Skin Rashes, Infections, and Wounds - Should You Postpone Your Surgery?
Our staff at Jefferson Plastic Surgery understands your desire to have the best possible outcome from your cosmetic surgical procedure. Our highly qualified surgeons are committed to fulfilling that desire for you, starting from your first consultation visit to your final follow-up visit.
Part of that commitment is patient education to ensure that you understand when it may be necessary to postpone your surgery to a later date. One of the most common examples of this is any sort of skin issue, such as a rash, infection, or wound.
Read on to understand the dangers that can come from any sort of cut or break in the skin when you come in for surgery, as well as how to recognize the signs of an infection that may result in the need to postpone your surgery until your skin infection has cleared up.
Skin Rashes, Wounds, and Cellulitis
The human skin is one of the most impressive parts of your body’s defense system because it can fight off invasion from foreign bodies. Not only is it the single largest barrier against such bodies, but it also includes healthy bacteria that have a protective purpose.
However, if you develop a rash, wound, or even a small cut, this may allow bacteria to get into the body itself, leading to a type of infection known as cellulitis. The two most common bacterial strains that can lead to cellulitis are streptococcus and staphylococcus.
While surgical incisions are the most common risk factor for cellulitis, as you may have either large or multiple incisions at more than one site, even a small break in the skin that happens days prior to surgery can be all it takes to allow streptococcus or staphylococcus bacteria to set in. Something as minor as an insect bite, a skinned knee, or a hangnail is all that is needed.
Signs and Symptoms of a Cellulitis Infection
The most common sign of cellulitis is redness around the area of the rash, cut, or wound that will expand outward very rapidly. It may also feel tender, painful, or hot in the area. You may also notice that the area will look swollen and shiny.

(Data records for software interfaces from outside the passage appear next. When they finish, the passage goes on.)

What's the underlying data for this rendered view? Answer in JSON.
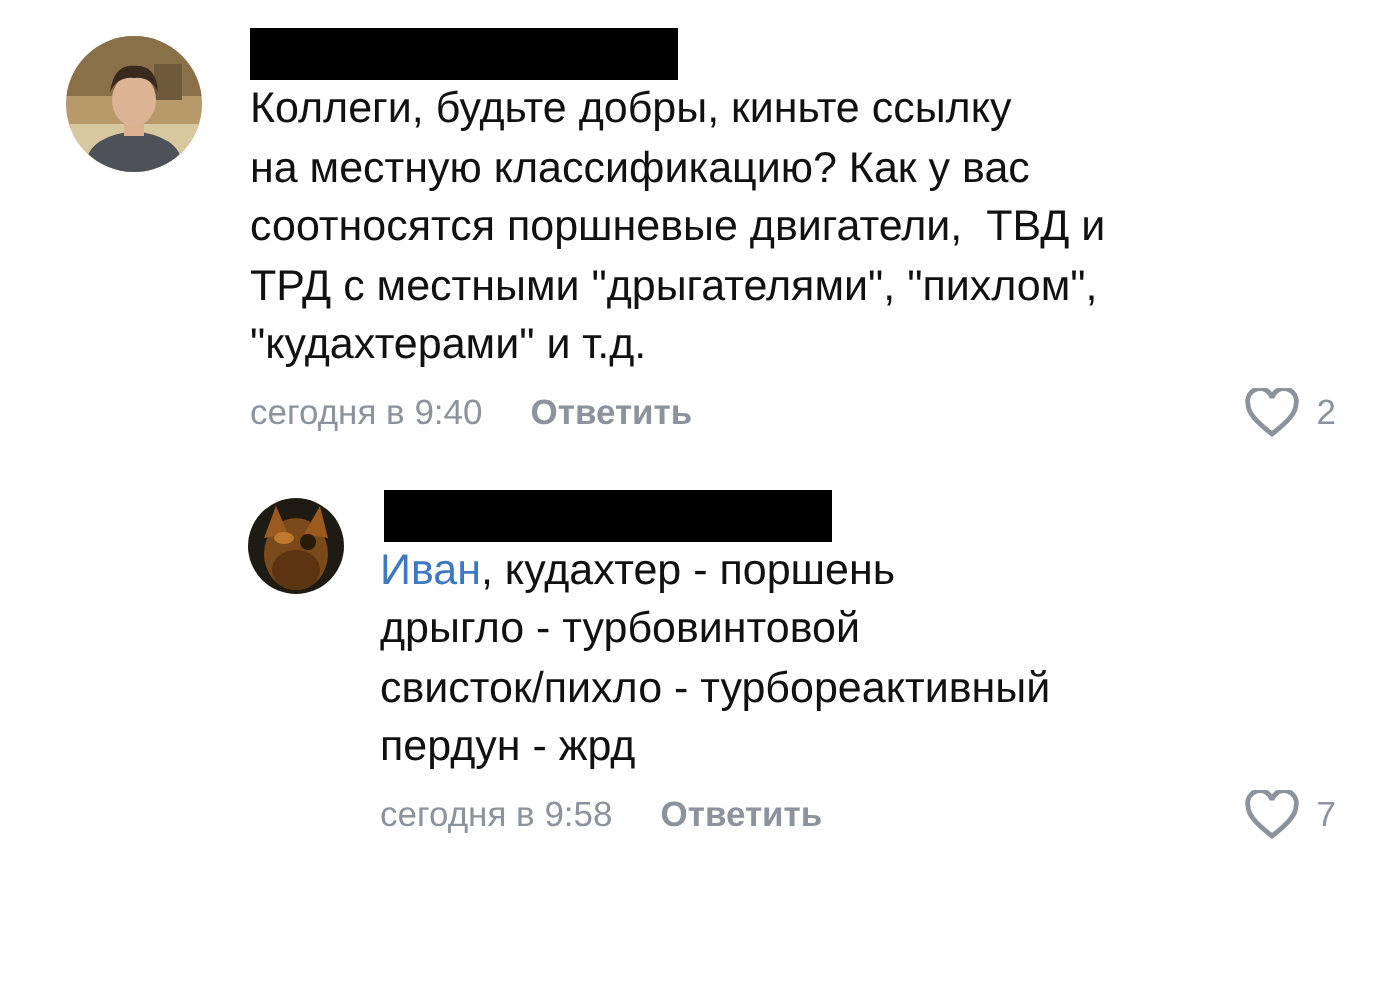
{
  "comments": [
    {
      "author": {
        "redacted": true
      },
      "text": "Коллеги, будьте добры, киньте ссылку\nна местную классификацию? Как у вас\nсоотносятся поршневые двигатели,  ТВД и\nТРД с местными \"дрыгателями\", \"пихлом\",\n\"кудахтерами\" и т.д.",
      "time": "сегодня в 9:40",
      "reply": "Ответить",
      "likes": "2",
      "liked": false,
      "nested": false
    },
    {
      "author": {
        "redacted": true
      },
      "mention": "Иван",
      "text": ", кудахтер - поршень\nдрыгло - турбовинтовой\nсвисток/пихло - турбореактивный\nпердун - жрд",
      "time": "сегодня в 9:58",
      "reply": "Ответить",
      "likes": "7",
      "liked": false,
      "nested": true
    }
  ]
}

The best way to prevent a skin infection that could turn into cellulitis before your scheduled surgery is to be diligent about washing your hands with unscented, mild soap. However, don’t overdo it, as dry skin can crack. If your skin is normally on the dry side, drink extra water and invest in a good quality lotion (although don’t apply it in the area where your incisions will be).
Finally, regularly check the skin in the area of the surgical site starting a week or two prior to surgery, particularly if it is an area where you normally shave.

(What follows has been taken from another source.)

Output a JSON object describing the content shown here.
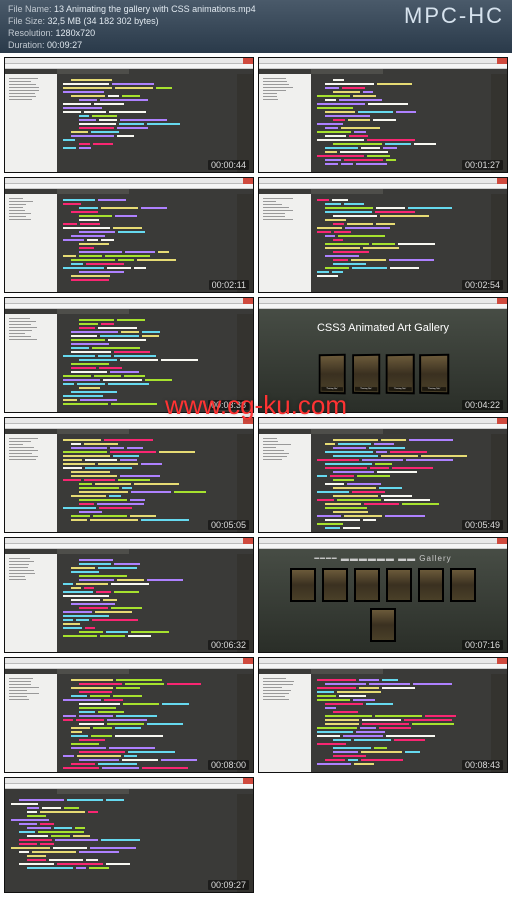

Our staff understands how much you are looking forward to seeing the final results from your surgery. This is why we will start working with you before your surgery about the concern of any cuts or rashes on your skin so that they can be addressed prior to your surgery.